The lines between them are quite blurred, so it is hard to distinguish why are some people more inclined to rely on one or the other in the same situation. That also means that people can incidentally or consciously change their way of thinking and acting because we are all born with the capacity for both, says Zimbardo. In fact, just a few people act extremely evil or heroic, the majority is somewhere in between, not inherently motivated to act, inclined to both sides depending on circumstances. The HIP encourages research and education to promote heroic imagination and to
“empower ordinary people to engage in extraordinary acts of heroism“.
Research from this project shows that there are some common characteristics among those who performed heroic acts. Most of these people were more educated, volunteered more and had survived personal trauma. That probably means that their awareness and understanding of situations is higher. Based on this insight, researchers put together a programme for training potential heroes, with steps and courses to complete.
4. You can choose to act heroically
As already mentioned, people are not inherently heroes, we are just predisposed to act in various ways, including heroically.
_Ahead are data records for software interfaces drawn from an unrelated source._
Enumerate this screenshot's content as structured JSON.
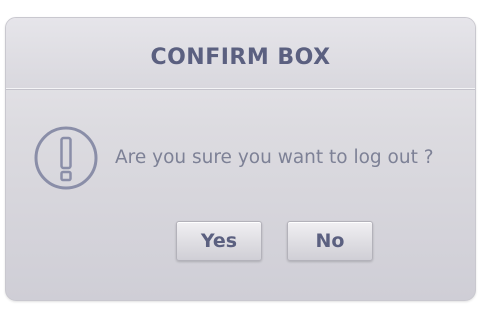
{
  "dialog": {
    "title": "CONFIRM BOX",
    "message": "Are you sure you want to log out ?",
    "icon": "exclamation-circle-icon",
    "buttons": {
      "yes": "Yes",
      "no": "No"
    },
    "colors": {
      "title": "#5b6080",
      "message": "#7d8196",
      "icon": "#8a8ea8",
      "background": "#dcdbe0"
    }
  }
}
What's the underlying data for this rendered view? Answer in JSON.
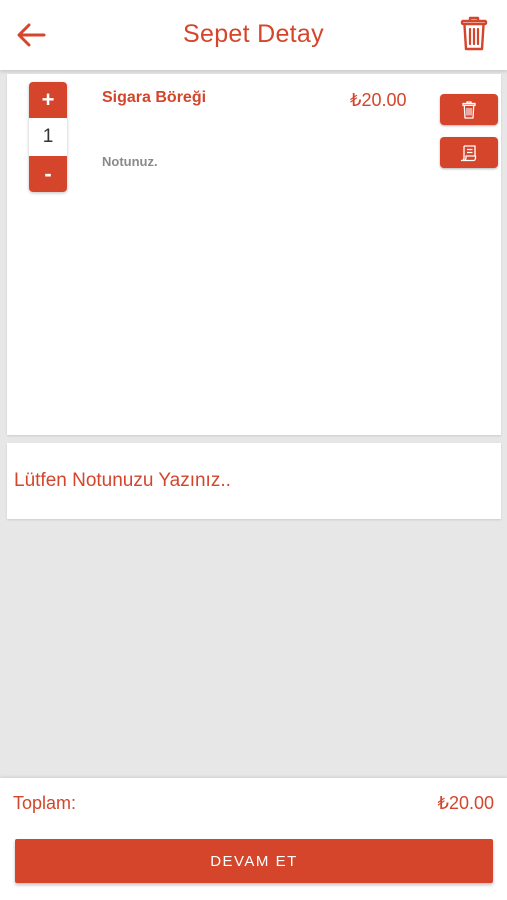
{
  "header": {
    "title": "Sepet Detay",
    "back_icon": "arrow-left-icon",
    "clear_icon": "trash-icon"
  },
  "cart": {
    "items": [
      {
        "name": "Sigara Böreği",
        "price": "₺20.00",
        "quantity": "1",
        "note": "Notunuz.",
        "increment_label": "+",
        "decrement_label": "-",
        "delete_icon": "trash-icon",
        "note_icon": "receipt-icon"
      }
    ]
  },
  "note_input": {
    "placeholder": "Lütfen Notunuzu Yazınız.."
  },
  "footer": {
    "total_label": "Toplam:",
    "total_value": "₺20.00",
    "continue_label": "DEVAM ET"
  },
  "colors": {
    "accent": "#d4452b",
    "background": "#e7e7e7",
    "card": "#ffffff",
    "muted_text": "#8a8a8a"
  }
}
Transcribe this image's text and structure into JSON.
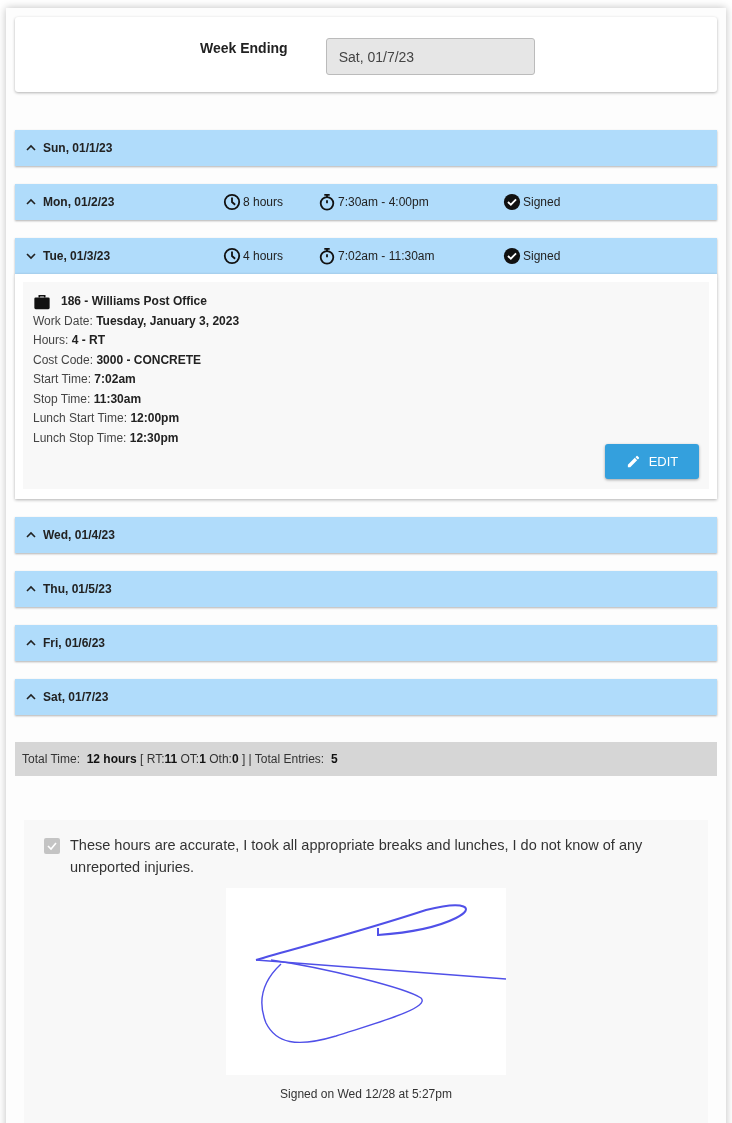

Being trained and willing to take new actions does not mean that we will become a different, exceptional person. It is the act itself that is exceptional, so we need to really make a decision that we are prepared to step in for something or someone and act with bravery.
For example, the hero training programme is not focused only on developing skills needed to act. It also highlights the importance of pledging ourselves to take the action when encountered with demanding situations.
A phenomenon called a bystander effect illustrates how significant is to act. In short, the more bystanders are present, the less likely that someone is going to intervene in risky situations. Apart from noticing and recognizing a situation as an emergency, we have to take a responsibility to help and do not let the opportunity to be a hero pass by.
5. Our inner heroes might be shy
Sometimes the only thing that is stopping us from helping is simply the fear that the others will disapprove of our actions, or that they will ridicule us if we fail. That is when we need moral courage.
It is not necessary that there is a physically dangerous situation for someone to act heroically. To speak up for someone, you need to express your values and fight the prejudice of others. It requires a certain level of self-confidence, which is something that we can work on, so by trying to become a better version of ourselves, we actually train to be heroes (4).
6. Being a hero is simple
You may have already become a hero by doing something that felt completely natural to you (5). Zimbardo’s research shows that women report doing less heroic deeds, probably because they do not recognize some acts of selfless caregiving, as heroic deeds because they “feel natural” to them. Not only women but all caregivers and nurturers sacrifice themselves and they usually do not acknowledge their behavior as heroic. They simply act instinctively to fulfill someone’s basic human needs for survival, safety, growth, and happiness.
Whether you choose to believe scientific evidence, philosophy theories or pop music hits, or this article- it all boils down to one thing. You are destined to be a hero, as you might have imagined when you were a child.
You have your heroic destiny in your hands.
How will you manifest it today?